The title Providence Canyon suggests lush, pastoral vistas speckled with mountain dew gleaming in the sunrise. Brent Cobb delivers on that promise, at least on the title track to his second album, but he's too restless a spirit to remain in a mellow groove throughout the course of 11 songs. Which isn't to say Cobb lacks a light touch. One of the chief pleasures of Providence Canyon -- and it's an album with no shortage of pleasures -- is the easiness of Cobb's delivery. He never rushes a song, not when he lays into a thick, swampy groove, settles in for a slow tune, or evokes an outlaw country where all the cowboys would rather act as gentlemen instead of scoundrels. Cobb's versatility is camouflaged in part by his good humor, which makes all his explorations seem accidental, but some of this suppleness can be credited to his cousin Dave Cobb, a Nashville superstar producer whose signature is enhancing the essence of the artists he records. With Brent, Dave has a singer/songwriter who is sly and well versed in the history of country and funky Americana, and who places equal emphasis on the song and the performance.
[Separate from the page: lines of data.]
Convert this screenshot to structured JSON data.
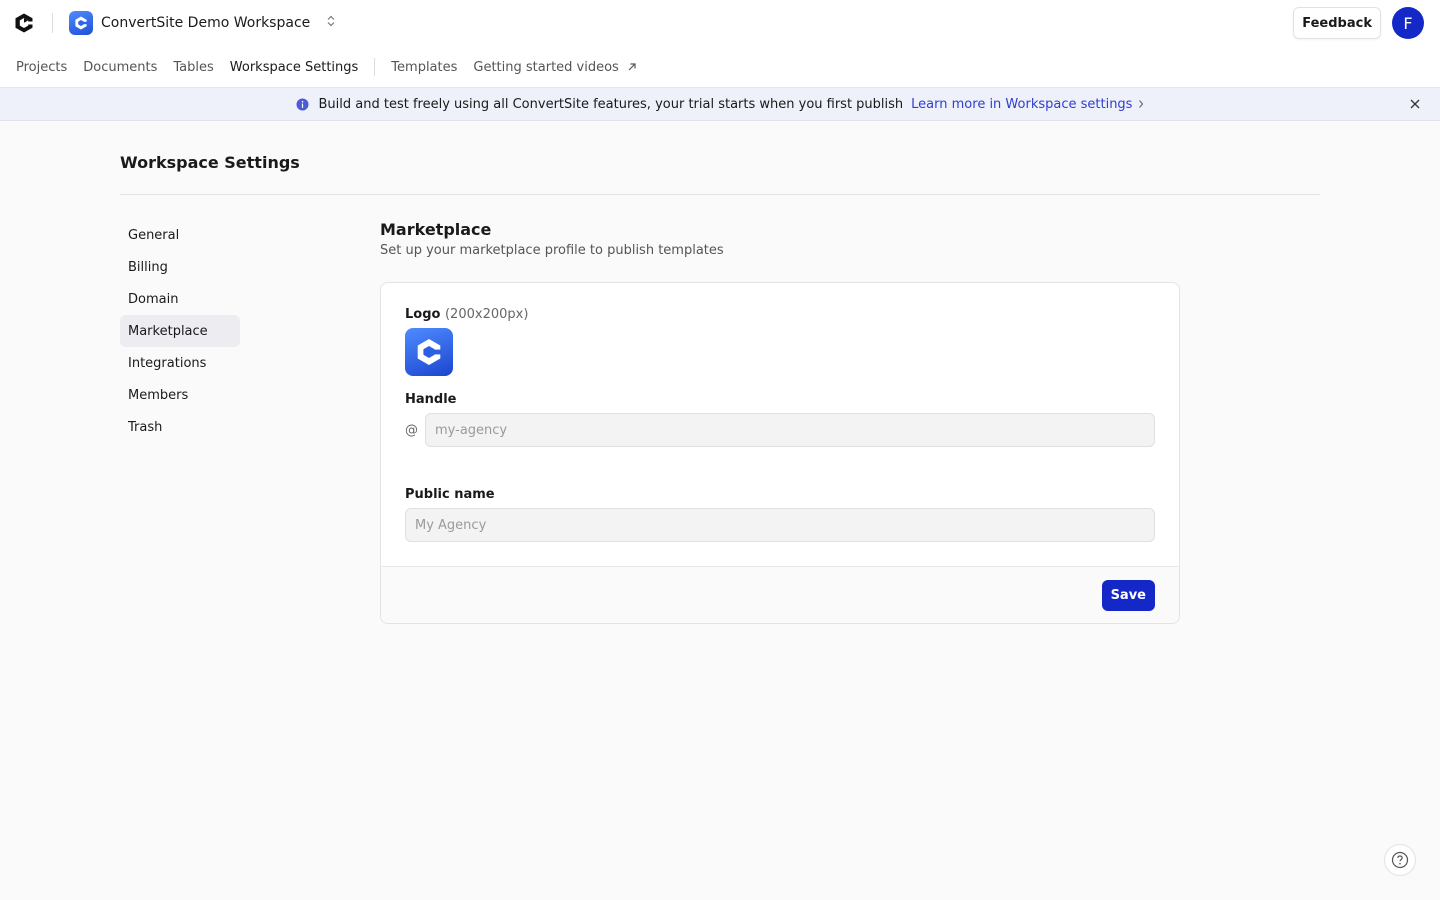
{
  "header": {
    "workspace_name": "ConvertSite Demo Workspace",
    "feedback_label": "Feedback",
    "user_initial": "F"
  },
  "nav": {
    "items": [
      {
        "label": "Projects"
      },
      {
        "label": "Documents"
      },
      {
        "label": "Tables"
      },
      {
        "label": "Workspace Settings",
        "active": true
      },
      {
        "label": "Templates"
      },
      {
        "label": "Getting started videos",
        "external": true
      }
    ]
  },
  "banner": {
    "text": "Build and test freely using all ConvertSite features, your trial starts when you first publish",
    "link": "Learn more in Workspace settings"
  },
  "page": {
    "title": "Workspace Settings"
  },
  "sidebar": {
    "items": [
      {
        "label": "General"
      },
      {
        "label": "Billing"
      },
      {
        "label": "Domain"
      },
      {
        "label": "Marketplace",
        "active": true
      },
      {
        "label": "Integrations"
      },
      {
        "label": "Members"
      },
      {
        "label": "Trash"
      }
    ]
  },
  "marketplace": {
    "title": "Marketplace",
    "subtitle": "Set up your marketplace profile to publish templates",
    "logo_label": "Logo",
    "logo_hint": "(200x200px)",
    "handle_label": "Handle",
    "handle_prefix": "@",
    "handle_placeholder": "my-agency",
    "handle_value": "",
    "public_name_label": "Public name",
    "public_name_placeholder": "My Agency",
    "public_name_value": "",
    "save_label": "Save"
  },
  "colors": {
    "accent": "#1428c8",
    "link": "#2f3fce",
    "banner_bg": "#eef0fa",
    "brand_gradient_start": "#4f8cff",
    "brand_gradient_end": "#1b45cf"
  },
  "icons": {
    "app_logo": "convertsite-logo-icon",
    "workspace": "convertsite-cube-icon",
    "switcher": "chevron-up-down-icon",
    "external": "arrow-up-right-icon",
    "info": "info-circle-icon",
    "banner_chevron": "chevron-right-icon",
    "close": "close-icon",
    "help": "help-circle-icon"
  }
}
As a result, Providence Canyon is fleet on its feet but also substantial: it's a record that can be enjoyed as a vibe, as sharp musical interplay, and as a set of songs that are malleable yet enduring.
AllMusic Review by Stephen Thomas Erlewine